Compounded mistakes. Even people who took relatively small risks are paying the consequences, being forced to postpone their retirements or purchases of homes. Arthur Rubin, 53, of Ashland, Mass., transferred $50,000 of his assets into the QQQ Nasdaq 100 tracking stock in early 2000, buying in when the stock was $107. “When it started going down, I got excited,” he says, seeing it as an opportunity to buy more. He bought more stock when shares were in the 90s, and then in the 80s, then stopped his buying spree as the stock continued to sink to $53. Now, he says, his dreams of early retirement must be delayed.

It may seem a little late, but many stunned investors are now seeking help from financial planners.
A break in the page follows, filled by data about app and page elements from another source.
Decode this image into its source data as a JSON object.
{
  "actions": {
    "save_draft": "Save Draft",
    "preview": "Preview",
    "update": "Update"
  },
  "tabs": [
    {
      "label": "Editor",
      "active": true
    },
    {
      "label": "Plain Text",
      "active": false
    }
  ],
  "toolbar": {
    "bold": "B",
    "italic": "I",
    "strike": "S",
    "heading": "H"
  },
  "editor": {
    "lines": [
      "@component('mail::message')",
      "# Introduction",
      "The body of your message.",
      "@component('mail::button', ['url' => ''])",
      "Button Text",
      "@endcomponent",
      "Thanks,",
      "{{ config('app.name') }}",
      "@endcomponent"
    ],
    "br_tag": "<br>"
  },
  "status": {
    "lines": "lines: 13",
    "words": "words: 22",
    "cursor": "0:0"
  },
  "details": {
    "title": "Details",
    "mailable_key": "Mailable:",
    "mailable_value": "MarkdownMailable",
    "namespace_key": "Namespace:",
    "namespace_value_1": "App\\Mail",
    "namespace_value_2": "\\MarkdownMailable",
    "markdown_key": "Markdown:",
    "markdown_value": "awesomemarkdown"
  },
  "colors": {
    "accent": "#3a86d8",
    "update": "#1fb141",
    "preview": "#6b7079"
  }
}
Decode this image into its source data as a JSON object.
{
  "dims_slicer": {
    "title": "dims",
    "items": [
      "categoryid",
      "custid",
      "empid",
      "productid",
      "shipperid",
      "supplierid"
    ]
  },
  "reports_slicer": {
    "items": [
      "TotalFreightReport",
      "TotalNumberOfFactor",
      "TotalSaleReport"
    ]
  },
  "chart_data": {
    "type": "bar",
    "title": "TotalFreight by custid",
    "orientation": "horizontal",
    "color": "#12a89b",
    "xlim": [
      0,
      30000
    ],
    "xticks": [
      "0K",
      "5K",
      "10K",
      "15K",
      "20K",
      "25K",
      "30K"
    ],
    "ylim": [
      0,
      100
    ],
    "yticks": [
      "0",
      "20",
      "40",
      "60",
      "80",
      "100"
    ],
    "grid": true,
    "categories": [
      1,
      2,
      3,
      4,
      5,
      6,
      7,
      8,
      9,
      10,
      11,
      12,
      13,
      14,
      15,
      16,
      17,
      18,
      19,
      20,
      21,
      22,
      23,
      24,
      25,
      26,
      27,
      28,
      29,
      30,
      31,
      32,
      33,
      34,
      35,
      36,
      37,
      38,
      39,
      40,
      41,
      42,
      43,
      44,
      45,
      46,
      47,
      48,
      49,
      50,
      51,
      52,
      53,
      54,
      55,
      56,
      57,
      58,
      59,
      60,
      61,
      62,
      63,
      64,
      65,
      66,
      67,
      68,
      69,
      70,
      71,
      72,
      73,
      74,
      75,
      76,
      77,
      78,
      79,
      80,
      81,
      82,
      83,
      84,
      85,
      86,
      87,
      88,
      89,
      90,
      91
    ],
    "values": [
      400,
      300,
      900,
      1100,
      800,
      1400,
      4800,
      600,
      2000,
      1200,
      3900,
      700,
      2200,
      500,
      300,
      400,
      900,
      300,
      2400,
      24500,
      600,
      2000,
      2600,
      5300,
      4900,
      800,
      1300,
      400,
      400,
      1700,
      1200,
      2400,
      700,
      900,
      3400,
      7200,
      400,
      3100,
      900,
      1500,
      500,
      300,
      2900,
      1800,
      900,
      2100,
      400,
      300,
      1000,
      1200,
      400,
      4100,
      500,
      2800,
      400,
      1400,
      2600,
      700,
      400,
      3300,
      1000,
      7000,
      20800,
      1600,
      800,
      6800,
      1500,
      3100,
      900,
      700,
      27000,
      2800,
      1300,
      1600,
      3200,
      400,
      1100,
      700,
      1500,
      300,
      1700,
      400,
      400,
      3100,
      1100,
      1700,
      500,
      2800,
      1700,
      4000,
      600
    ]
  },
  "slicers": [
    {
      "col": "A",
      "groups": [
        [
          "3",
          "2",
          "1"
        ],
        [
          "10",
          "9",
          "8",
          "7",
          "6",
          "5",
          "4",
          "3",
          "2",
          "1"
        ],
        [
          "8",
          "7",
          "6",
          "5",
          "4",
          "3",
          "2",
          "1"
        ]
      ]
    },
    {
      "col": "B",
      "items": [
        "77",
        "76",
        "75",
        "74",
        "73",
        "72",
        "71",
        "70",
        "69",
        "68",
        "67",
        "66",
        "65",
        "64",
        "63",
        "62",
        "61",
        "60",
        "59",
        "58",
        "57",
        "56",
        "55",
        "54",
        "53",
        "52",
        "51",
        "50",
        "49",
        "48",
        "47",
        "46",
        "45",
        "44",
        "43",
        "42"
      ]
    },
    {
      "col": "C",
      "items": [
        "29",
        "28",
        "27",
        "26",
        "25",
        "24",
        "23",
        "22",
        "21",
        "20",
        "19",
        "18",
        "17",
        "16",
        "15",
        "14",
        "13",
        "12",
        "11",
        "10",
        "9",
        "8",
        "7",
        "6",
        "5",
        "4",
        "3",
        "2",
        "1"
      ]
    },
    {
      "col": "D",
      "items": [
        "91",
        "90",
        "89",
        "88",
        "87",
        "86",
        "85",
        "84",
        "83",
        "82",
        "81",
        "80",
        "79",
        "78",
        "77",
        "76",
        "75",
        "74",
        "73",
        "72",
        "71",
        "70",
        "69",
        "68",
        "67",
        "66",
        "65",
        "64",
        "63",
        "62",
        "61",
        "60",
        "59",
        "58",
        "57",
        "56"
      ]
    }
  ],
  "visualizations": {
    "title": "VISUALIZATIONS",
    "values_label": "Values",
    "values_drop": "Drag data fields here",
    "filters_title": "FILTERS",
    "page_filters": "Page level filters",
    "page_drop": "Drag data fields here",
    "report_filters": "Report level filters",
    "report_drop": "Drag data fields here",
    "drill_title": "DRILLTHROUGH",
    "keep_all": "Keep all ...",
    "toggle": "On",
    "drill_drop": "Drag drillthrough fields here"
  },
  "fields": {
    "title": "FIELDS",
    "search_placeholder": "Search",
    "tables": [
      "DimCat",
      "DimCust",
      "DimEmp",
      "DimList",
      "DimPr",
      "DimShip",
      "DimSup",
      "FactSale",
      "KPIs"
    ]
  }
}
The profession has watched demand increase by as much as 40% over last year. Gary Schatsky, chairman of the National Association of Personal Financial Advisors, recalls the man who came into his office looking for advice–his hand shaking uncontrollably. The 29-year-old had lost 60% of his $1 million inheritance in just two weeks, Schatsky said. He had relied on a broker who convinced him to place all of his money in technology stocks.
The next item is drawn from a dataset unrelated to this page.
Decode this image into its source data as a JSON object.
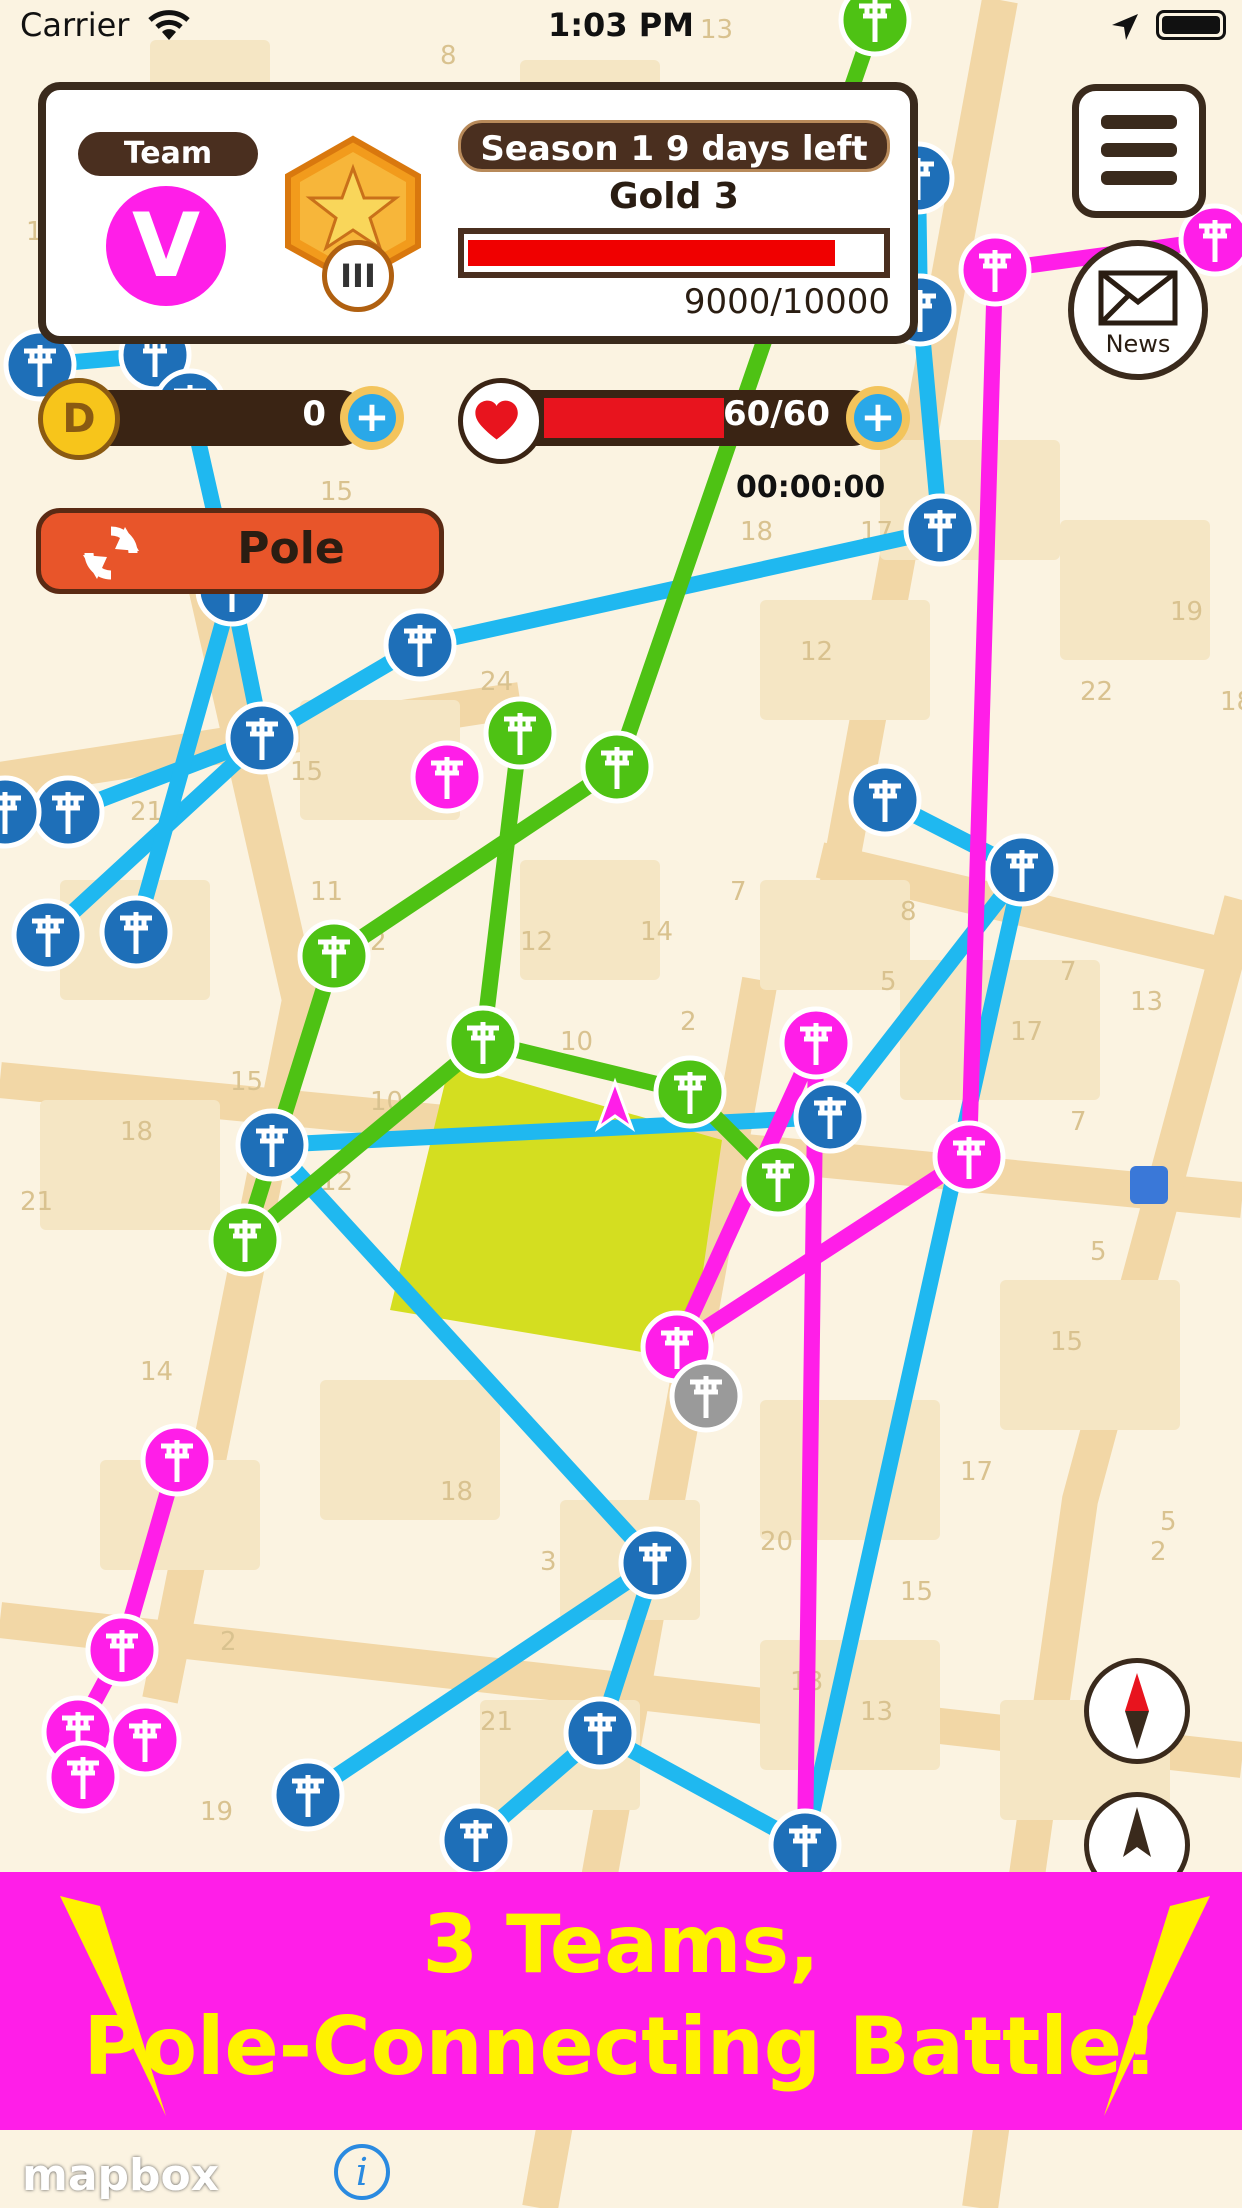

Some people who have hit bottom are seeking help for depression, anxiety, and self-esteem problems. Psychologists teach them to cope with what has happened to them, and to do a better job of sizing up their ability to take risks in the future. Gottfurcht says frazzled investors could have saved themselves a lot of heartache if they had kept a careful watch over their emotions when times were good. Idealization, for instance, can cause a person to put a company or stock market guru on a pedestal. Denial can lead to a person refusing to believe that the market has changed course, despite strong evidence to the contrary.

To protect people from falling into what he calls psychological money traps, he suggests investors write down their financial goals for a stock when they purchase it. With a written record of their original intentions, they may be less likely to get drunk on greed and stay with a stock too long. And he urges people to find a friend to play devil’s advocate concerning their stock picks. That can help guard against irrational optimism.
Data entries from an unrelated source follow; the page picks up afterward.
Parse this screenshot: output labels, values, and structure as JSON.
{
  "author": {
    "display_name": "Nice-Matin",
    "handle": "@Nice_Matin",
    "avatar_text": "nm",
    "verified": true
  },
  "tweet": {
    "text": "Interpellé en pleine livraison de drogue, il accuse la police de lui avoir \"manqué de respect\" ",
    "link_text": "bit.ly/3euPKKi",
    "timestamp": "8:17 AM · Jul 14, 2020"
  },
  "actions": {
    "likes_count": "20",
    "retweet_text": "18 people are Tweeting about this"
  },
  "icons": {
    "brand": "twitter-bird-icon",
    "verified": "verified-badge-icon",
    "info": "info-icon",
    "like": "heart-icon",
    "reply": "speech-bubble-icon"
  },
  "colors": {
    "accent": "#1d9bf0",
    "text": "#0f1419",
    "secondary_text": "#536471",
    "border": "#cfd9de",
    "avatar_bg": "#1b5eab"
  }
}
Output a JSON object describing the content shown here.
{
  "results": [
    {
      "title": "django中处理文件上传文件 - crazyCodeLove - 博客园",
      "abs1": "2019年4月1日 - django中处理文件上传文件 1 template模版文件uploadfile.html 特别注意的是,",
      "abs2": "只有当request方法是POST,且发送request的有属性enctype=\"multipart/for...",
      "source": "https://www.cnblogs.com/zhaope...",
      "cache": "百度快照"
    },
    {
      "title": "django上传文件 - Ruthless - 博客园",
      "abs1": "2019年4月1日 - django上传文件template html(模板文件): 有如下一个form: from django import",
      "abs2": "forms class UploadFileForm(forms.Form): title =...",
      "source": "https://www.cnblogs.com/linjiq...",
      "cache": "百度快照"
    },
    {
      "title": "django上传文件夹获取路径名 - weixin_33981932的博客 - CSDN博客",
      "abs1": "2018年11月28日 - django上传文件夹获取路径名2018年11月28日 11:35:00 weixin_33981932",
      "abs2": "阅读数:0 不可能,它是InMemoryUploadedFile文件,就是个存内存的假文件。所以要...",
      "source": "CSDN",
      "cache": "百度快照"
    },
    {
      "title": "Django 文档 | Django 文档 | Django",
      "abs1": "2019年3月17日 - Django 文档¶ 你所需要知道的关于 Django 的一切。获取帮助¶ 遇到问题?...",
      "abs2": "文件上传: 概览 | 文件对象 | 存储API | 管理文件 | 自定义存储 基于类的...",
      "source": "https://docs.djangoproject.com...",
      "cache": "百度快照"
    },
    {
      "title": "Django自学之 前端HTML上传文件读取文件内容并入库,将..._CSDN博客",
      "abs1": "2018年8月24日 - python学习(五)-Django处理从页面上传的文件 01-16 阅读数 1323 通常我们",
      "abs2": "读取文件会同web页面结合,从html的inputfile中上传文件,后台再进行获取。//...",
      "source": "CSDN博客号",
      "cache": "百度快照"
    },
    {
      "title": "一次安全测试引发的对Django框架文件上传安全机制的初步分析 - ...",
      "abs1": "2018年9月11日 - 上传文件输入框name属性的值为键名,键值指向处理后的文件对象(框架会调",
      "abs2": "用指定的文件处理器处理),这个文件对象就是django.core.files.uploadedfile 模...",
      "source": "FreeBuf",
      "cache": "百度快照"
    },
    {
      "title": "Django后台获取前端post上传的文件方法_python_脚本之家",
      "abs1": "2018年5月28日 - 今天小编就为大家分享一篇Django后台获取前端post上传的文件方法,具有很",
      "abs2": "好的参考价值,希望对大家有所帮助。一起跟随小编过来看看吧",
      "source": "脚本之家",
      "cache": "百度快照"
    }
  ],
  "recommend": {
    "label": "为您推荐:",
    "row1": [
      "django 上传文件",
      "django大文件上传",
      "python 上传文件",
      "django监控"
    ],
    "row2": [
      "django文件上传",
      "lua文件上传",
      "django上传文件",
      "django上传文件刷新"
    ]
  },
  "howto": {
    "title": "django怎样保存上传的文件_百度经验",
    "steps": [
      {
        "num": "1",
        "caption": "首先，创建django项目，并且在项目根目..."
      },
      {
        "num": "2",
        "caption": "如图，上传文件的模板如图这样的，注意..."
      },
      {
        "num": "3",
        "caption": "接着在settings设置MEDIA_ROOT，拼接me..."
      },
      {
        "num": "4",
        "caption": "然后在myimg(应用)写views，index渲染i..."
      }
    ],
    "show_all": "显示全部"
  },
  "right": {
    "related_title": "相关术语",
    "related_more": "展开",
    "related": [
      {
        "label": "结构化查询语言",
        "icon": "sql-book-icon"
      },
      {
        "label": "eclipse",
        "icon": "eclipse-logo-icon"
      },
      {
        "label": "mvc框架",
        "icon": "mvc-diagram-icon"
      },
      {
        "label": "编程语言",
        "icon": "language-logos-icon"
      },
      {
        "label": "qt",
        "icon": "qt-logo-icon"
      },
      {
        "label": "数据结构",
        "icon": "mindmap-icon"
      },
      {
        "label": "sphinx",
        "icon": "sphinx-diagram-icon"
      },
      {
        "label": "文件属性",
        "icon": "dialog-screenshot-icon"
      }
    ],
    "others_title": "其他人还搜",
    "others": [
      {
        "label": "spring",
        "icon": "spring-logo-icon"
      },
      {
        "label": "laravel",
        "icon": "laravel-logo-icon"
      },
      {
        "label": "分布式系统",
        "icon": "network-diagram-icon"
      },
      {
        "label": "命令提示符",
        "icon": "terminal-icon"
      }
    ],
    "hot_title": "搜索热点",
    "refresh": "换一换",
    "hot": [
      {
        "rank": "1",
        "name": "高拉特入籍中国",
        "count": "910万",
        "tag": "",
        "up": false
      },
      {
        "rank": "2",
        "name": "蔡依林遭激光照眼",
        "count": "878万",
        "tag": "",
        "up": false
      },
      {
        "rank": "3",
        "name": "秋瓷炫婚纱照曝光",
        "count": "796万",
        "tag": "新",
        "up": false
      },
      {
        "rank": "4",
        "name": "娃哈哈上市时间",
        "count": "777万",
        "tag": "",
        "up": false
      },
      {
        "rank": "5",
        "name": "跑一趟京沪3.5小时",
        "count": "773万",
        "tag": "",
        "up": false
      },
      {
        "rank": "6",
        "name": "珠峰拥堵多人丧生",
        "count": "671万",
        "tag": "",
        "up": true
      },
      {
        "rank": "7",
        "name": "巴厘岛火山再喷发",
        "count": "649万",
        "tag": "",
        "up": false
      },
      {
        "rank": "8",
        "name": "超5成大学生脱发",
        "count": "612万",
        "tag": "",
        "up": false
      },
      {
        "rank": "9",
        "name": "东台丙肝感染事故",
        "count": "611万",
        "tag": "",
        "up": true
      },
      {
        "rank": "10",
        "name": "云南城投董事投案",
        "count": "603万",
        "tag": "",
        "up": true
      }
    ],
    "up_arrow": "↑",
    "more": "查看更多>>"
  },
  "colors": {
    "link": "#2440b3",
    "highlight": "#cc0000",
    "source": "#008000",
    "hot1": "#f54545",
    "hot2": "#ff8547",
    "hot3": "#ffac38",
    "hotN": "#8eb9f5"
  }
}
In spite of all the horror stories–some investors cling stubbornly to their dreams of Net-stock riches. Ron Peloquin, 42, of Windsor, Conn., bought shares of Internet holding company CMGI for $3.50 in 1998 and watched the stock climb to $330 in two years, turning $70,000 into $1.1 million. He held onto most of his shares, even though the price has slid below $3. In fact, now that it’s so low, he has started buying CMGI again. Although he quit his job as a computer programmer when he became a paper millionaire, he recently returned to work–so he can afford to buy stock. Like many true believers, he’s convinced that most people have overreacted. Now, he’s patiently waiting for the market to rekindle its love affair with technology, and when it does, he’ll be there to reap the rewards. That scenario seems highly unlikely, at least in the short term. But, if Peloquin’s right, get ready for another bruising ride. online For lessons from the market crash by financial planner Eric Bruck, go to

Psyching Out the Market Stock trading during the dot-com meltdown and slowing economy can be high-stress. James W. Gottfurcht, president of Psychology of Money Consultants in Los Angeles, identifies six psychological money traps that people often fall into. Beware, he says, of the RAPIDS. Rationalization: Trying to explain away bad situations, such as a big tech-stock drop, rather than changing behavior. Avoidance: Delaying actions, like selling a plummeting stock that has little chance of recovering–a trap that can turn losses into greater losses. Projection of blame: Blaming someone else for bad financial choices, like lousy timing on buying a stock that later tanks. Idealization: Putting too much faith in something, like a particular stock or a charismatic financial guru. Denial: Blocking out upsetting facts, like the market plunge, which could lead to making risky decisions about future stock purchases. Splitting: Suddenly, taking a totally negative attitude, like deciding never to participate in the stock market again after suffering a big loss.